No-code has been relatively easy to define but harder to pin down to specific use cases where it thrives.
No-code has been relatively easy to define but harder to pin down to specific use cases where it thrives. No-code development platforms allow non-technical users to create applications through (often graphical) user interfaces instead of traditional programming. The no-code revolution is based on just this: people can build apps without code. Drag & drop. Selecting and structuring building blocks. Adjusting the look of a website as if it were a (professionally designed) Powerpoint.
An obvious approach to software
Companies use software to operate more efficiently, serve more customers, reduce risk, gain insight, etc. Software has become unavoidable but often remains very expensive to buy. Some envisaged applications just don’t exist. And in almost all cases building software yourself is hard, plus the people programming it are rare, costly or unavailable. No-code solves this problem: it’s faster and cheaper than vanilla application development. It enables people without technical skills to do it themselves, to bring their business-driven ideas to life. And it avoids miscommunication between business and IT development teams, which is the number one reason why so many projects fail. Only 2% of companies successfully completes all of its IT projects, and miscommunication is the main reason why IT projects fail. No-code software steers away from this cliff by allowing the app creators to prototype rapidly and to- test it, run it and manage it.
No-code as a many-sizes-fits-all solution
No-code also takes away the main barriers to service automation. As opposed to other verticals in the enterprise service universe (such as ITSM and CSM, read about it here), service automation tackles services that are more challenging to digitize. One aspect of this is the fact that services in business areas such as regulatory departments or even HR are often too individualized or non-standardized. These departments need a more granular toolset to foster automation.
Firstly, while IT processes can be set up for the foreseeable future via ITSM, services in business areas need monthly, weekly or even daily changes, as the knowledge is updated more frequently. That’s why ITSM has been able to utilize a one-size-fits-all approach, while this doesn’t work for many business areas.
Secondly, the size of the applications built by business people is smaller, but the number is plenty. Business experts often need 20 or more different service automation applications, whereas ITSM can cover their highly-frequent yet standardized needs with just one tool.

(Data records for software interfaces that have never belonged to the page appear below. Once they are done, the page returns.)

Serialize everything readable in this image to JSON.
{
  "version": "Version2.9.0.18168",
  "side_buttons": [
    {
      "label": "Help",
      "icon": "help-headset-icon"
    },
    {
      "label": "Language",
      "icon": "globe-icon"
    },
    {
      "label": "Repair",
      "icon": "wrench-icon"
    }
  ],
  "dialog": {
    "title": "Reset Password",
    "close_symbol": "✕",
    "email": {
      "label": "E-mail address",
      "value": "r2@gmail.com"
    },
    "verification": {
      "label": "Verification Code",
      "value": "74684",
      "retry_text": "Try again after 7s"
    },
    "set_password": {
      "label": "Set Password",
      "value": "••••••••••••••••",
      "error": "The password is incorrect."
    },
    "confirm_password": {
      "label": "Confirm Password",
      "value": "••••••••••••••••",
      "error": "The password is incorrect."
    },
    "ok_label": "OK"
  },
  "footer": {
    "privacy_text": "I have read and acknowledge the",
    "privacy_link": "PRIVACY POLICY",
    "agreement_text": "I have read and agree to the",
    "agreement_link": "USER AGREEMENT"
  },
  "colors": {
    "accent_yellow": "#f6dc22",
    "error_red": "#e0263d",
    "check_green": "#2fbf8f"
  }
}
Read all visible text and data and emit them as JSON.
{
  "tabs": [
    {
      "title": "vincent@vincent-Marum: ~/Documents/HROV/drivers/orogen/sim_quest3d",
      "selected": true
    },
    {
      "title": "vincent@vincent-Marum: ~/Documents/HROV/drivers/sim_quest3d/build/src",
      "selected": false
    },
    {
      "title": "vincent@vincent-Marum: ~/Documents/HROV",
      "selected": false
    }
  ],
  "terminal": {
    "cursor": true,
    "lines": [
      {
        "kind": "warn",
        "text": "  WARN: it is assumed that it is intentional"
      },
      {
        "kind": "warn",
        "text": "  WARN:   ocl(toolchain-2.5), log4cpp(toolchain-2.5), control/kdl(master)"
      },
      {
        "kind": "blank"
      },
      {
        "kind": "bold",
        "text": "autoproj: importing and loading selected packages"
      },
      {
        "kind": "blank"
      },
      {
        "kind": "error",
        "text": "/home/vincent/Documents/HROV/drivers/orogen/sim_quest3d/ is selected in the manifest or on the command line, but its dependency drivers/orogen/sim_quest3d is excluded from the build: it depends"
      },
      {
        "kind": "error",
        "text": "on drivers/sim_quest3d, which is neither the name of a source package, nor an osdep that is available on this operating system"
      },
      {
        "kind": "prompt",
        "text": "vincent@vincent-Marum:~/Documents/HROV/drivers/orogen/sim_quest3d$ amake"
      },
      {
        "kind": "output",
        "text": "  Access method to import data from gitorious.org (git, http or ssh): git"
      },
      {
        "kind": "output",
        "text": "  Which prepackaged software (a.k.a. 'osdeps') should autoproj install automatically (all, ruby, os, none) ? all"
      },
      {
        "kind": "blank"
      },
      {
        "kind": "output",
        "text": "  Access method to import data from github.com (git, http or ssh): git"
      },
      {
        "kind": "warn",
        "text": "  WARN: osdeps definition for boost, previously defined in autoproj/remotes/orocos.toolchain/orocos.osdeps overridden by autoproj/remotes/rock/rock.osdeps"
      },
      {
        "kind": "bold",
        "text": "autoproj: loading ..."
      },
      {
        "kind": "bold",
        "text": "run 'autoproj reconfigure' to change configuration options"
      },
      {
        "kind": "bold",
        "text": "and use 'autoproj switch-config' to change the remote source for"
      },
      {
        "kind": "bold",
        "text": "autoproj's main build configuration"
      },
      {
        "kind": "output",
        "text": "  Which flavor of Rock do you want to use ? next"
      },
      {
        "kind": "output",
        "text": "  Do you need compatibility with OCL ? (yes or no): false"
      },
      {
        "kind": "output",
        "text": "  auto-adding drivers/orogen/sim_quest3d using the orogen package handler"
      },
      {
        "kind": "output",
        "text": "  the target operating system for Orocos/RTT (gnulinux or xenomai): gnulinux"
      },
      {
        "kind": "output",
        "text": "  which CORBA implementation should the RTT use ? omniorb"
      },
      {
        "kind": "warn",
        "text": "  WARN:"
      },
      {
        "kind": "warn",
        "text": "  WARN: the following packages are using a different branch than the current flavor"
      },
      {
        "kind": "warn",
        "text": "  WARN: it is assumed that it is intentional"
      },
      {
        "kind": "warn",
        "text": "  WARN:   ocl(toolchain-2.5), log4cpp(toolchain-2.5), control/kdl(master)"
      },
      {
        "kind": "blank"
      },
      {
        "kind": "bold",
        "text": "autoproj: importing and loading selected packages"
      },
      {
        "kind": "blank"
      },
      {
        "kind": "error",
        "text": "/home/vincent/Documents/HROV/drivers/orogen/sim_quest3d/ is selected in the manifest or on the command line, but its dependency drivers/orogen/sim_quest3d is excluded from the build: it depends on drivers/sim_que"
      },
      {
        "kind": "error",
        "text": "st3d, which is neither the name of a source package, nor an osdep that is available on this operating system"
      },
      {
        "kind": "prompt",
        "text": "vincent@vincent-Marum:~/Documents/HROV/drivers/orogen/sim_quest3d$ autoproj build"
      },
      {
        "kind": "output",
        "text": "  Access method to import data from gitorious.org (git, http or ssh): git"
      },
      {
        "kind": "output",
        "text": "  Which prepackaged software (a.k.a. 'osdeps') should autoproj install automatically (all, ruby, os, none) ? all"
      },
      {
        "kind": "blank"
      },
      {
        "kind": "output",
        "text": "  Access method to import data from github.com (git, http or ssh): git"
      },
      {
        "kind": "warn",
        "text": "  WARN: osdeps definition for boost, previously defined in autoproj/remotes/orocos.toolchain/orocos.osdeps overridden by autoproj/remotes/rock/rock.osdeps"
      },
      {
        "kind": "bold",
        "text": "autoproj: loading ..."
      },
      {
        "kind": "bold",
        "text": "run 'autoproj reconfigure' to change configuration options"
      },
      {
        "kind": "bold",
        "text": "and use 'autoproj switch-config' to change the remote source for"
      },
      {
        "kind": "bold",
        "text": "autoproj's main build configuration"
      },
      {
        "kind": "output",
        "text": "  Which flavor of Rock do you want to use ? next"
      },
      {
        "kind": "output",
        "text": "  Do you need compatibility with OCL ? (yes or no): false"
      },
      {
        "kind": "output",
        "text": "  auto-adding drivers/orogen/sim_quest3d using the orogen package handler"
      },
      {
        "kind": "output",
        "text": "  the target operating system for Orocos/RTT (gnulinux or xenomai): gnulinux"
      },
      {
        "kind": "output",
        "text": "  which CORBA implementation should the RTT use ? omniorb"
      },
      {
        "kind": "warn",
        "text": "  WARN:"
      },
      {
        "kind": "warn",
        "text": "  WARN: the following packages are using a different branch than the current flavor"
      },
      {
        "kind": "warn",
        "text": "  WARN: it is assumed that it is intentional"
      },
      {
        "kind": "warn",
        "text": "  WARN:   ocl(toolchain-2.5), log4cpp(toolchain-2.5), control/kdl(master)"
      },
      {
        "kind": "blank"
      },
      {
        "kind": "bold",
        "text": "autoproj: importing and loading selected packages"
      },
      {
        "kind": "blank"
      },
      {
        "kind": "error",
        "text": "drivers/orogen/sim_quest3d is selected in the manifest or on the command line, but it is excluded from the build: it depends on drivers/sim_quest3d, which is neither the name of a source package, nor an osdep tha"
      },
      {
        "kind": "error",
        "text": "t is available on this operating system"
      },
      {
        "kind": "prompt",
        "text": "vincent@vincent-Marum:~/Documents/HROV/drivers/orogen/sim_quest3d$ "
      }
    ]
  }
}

For these two reasons, it’s clear that no-code is the perfect horse to carry the building of applications that form the backbone of digital service delivery. It creates a flexible yet granular framework for individualized services. It addresses the requirement for a larger volume of apps by being faster and cheaper. And especially: it enables the business users that have the knowledge to do it themselves, without forfeiting requirements such as security, integrations or storage in a database.